On top of this Windows Azure Pack offers two management portals, one for tenants and one for administrators which are build on top of the Service Management API. The Service Management API is a RESTful API which allows you build some custom scenarios such as custom portals or billing integrations on top of the Azure Pack framework.

Windows Azure Pack IaaS

In the last months I had time to work within several different project with the integration of Windows Azure Pack, mainly with the VM Cloud and automation integration and also some work with the Service Management API and some customization together with Stefan Johner and Fulvio Ferrarini from itnetx. I will write some blog post about Windows Azure Pack, the stuff we have done and we are doing right now.

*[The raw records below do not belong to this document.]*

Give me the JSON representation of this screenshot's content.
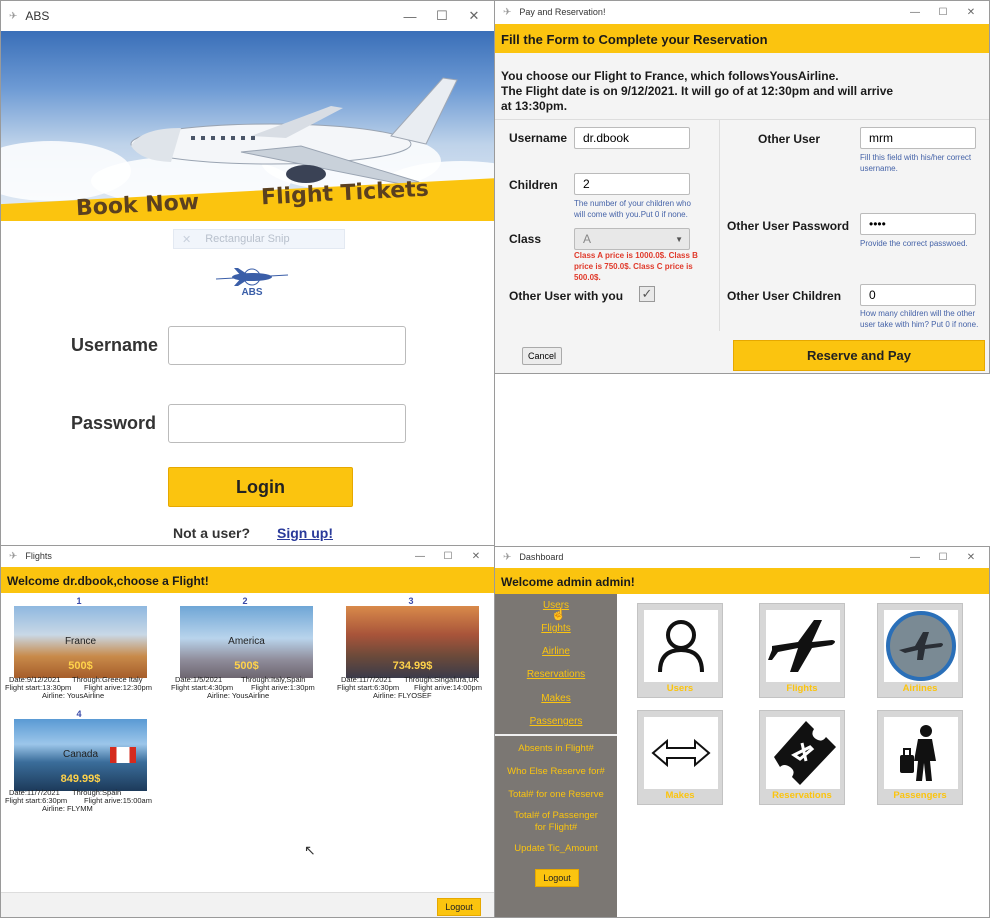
{
  "login": {
    "title": "ABS",
    "banner_left": "Book Now",
    "banner_right": "Flight Tickets",
    "snip_text": "Rectangular Snip",
    "logo_text": "ABS",
    "username_label": "Username",
    "password_label": "Password",
    "login_button": "Login",
    "not_user_text": "Not a user?",
    "signup_link": "Sign up!"
  },
  "reserve": {
    "title": "Pay and Reservation!",
    "header": "Fill the Form to Complete your Reservation",
    "info_line1": "You choose our Flight to France, which followsYousAirline.",
    "info_line2": "The Flight date is on 9/12/2021. It will go of at 12:30pm and will arrive",
    "info_line3": "at 13:30pm.",
    "username_label": "Username",
    "username_value": "dr.dbook",
    "children_label": "Children",
    "children_value": "2",
    "children_help": "The number of your children who will come with you.Put 0 if none.",
    "class_label": "Class",
    "class_value": "A",
    "class_help": "Class A price is 1000.0$. Class B price is 750.0$. Class C price is 500.0$.",
    "other_user_with_label": "Other User with you",
    "other_user_label": "Other User",
    "other_user_value": "mrm",
    "other_user_help": "Fill this field with his/her correct username.",
    "other_pwd_label": "Other User Password",
    "other_pwd_value": "••••",
    "other_pwd_help": "Provide the correct passwoed.",
    "other_children_label": "Other User Children",
    "other_children_value": "0",
    "other_children_help": "How many children will the other user take with him? Put 0 if none.",
    "cancel_button": "Cancel",
    "reserve_button": "Reserve and Pay"
  },
  "flights": {
    "title": "Flights",
    "header": "Welcome dr.dbook,choose a Flight!",
    "logout_button": "Logout",
    "cards": [
      {
        "num": "1",
        "dest": "France",
        "price": "500$",
        "date": "Date:9/12/2021",
        "through": "Through:Greece Italy",
        "start": "Flight start:13:30pm",
        "arrive": "Flight arive:12:30pm",
        "airline": "Airline: YousAirline"
      },
      {
        "num": "2",
        "dest": "America",
        "price": "500$",
        "date": "Date:1/5/2021",
        "through": "Through:Italy,Spain",
        "start": "Flight start:4:30pm",
        "arrive": "Flight arive:1:30pm",
        "airline": "Airline: YousAirline"
      },
      {
        "num": "3",
        "dest": "",
        "price": "734.99$",
        "date": "Date:11/7/2021",
        "through": "Through:Singafura,UK",
        "start": "Flight start:6:30pm",
        "arrive": "Flight arive:14:00pm",
        "airline": "Airline: FLYOSEF"
      },
      {
        "num": "4",
        "dest": "Canada",
        "price": "849.99$",
        "date": "Date:11/7/2021",
        "through": "Through:Spain",
        "start": "Flight start:6:30pm",
        "arrive": "Flight arive:15:00am",
        "airline": "Airline: FLYMM"
      }
    ]
  },
  "dash": {
    "title": "Dashboard",
    "header": "Welcome admin admin!",
    "links": [
      "Users",
      "Flights",
      "Airline",
      "Reservations",
      "Makes",
      "Passengers"
    ],
    "queries": [
      "Absents in Flight#",
      "Who Else Reserve for#",
      "Total# for one Reserve",
      "Total# of Passenger",
      "for Flight#",
      "Update Tic_Amount"
    ],
    "logout_button": "Logout",
    "tiles": [
      "Users",
      "Flights",
      "Airlines",
      "Makes",
      "Reservations",
      "Passengers"
    ]
  },
  "colors": {
    "accent": "#fbc40f",
    "sidebar": "#7b7773",
    "link": "#3a4aa8"
  }
}
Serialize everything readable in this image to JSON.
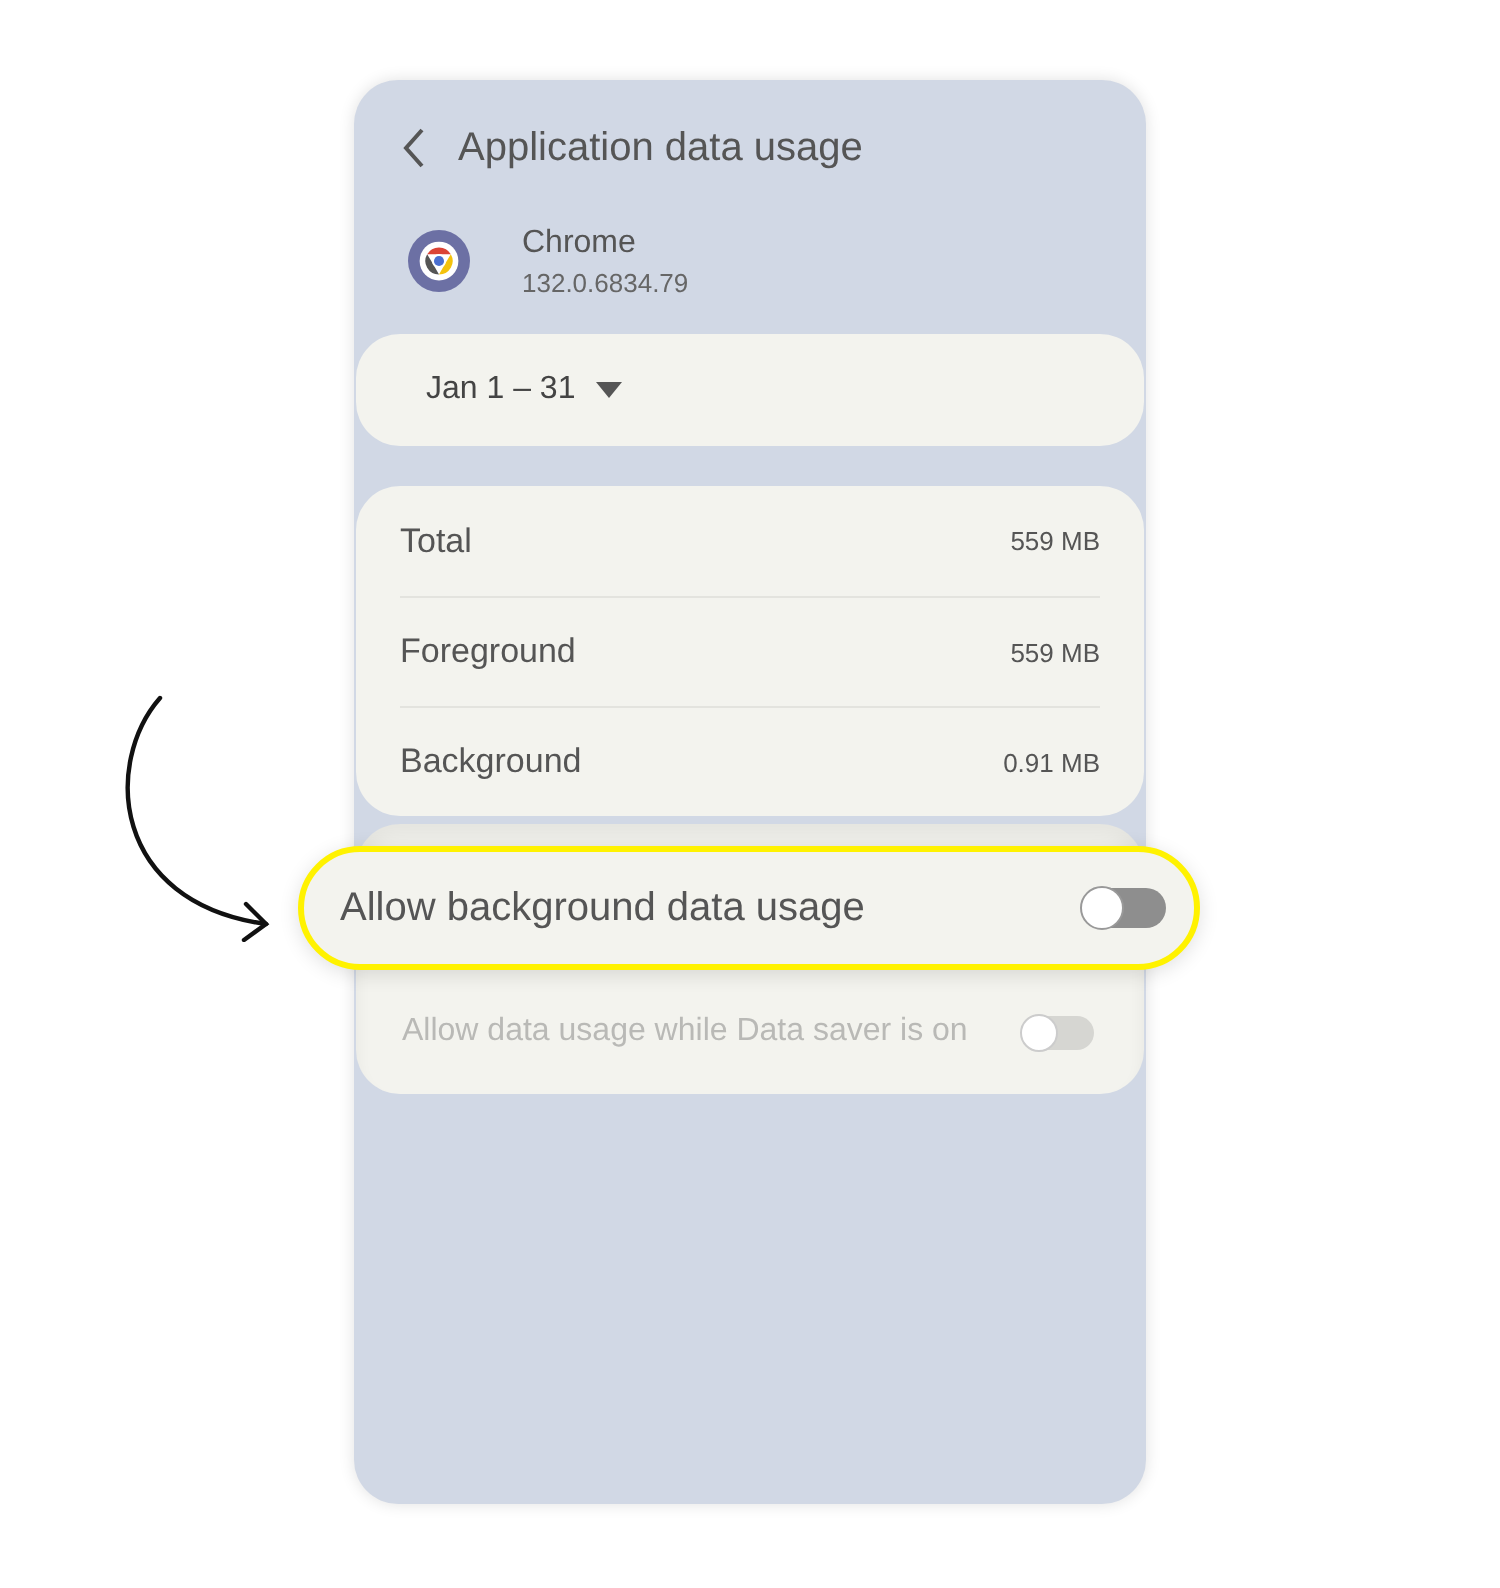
{
  "header": {
    "title": "Application data usage"
  },
  "app": {
    "name": "Chrome",
    "version": "132.0.6834.79"
  },
  "period": {
    "label": "Jan 1 – 31"
  },
  "usage": [
    {
      "label": "Total",
      "value": "559 MB"
    },
    {
      "label": "Foreground",
      "value": "559 MB"
    },
    {
      "label": "Background",
      "value": "0.91 MB"
    }
  ],
  "settings": [
    {
      "label": "Allow background data usage",
      "on": false,
      "disabled": false,
      "highlighted": true
    },
    {
      "label": "Allow data usage while Data saver is on",
      "on": false,
      "disabled": true,
      "highlighted": false
    }
  ]
}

If you are looking for some good blogs around Windows Azure Pack you should definitely checkout the blogs from Marc van Eijk, Hans Vredevoort and Kristian Nese or the Windows Azure Pack Wiki on TechNet. And btw. Windows Azure Pack is not just made for hoster and service providers, it is also a great solution for enterprises, check out why by reading Michael Rueeflis blog.

 



Capacity Planner for Hyper-V Replica

Capacity Planner for Hyper-V Replica updated

Back in 2013 Microsoft released a tool called Capacity Planner for Hyper-V Replica. Hyper-V Replica Capacity Planner allowed IT Administrators to measure and plan their Replica integration based on the workload, storage, network, and server characteristics. Today Aashish Ramdas announced on the TechNet Virtualization blog that Microsoft has updated the Hyper-V Replica Capacity Planner. The new version now support Windows Server 2012 R2 Hyper-V, Windows Azure Hyper-V Recovery Manager and some other cool stuff based on the feedback of customers.

  • Support for Windows Server 2012 and Windows Server 2012 R2 in a single tool
  • Support for Extended Replication
  • Support for virtual disks placed on NTFS, CSVFS, and SMB shares
  • Monitoring of multiple standalone hosts simultaneously
  • Improved performance and scale – up to 100 VMs in parallel
  • Replica site input is optional – for those still in the planning stage of a DR strategy
  • Report improvements – e.g.: reporting the peak utilization of resources also
  • Improved guidance in documentation
  • Improved workflow and user experience

It’s great to see Microsoft improving free tools which help implement their solutions.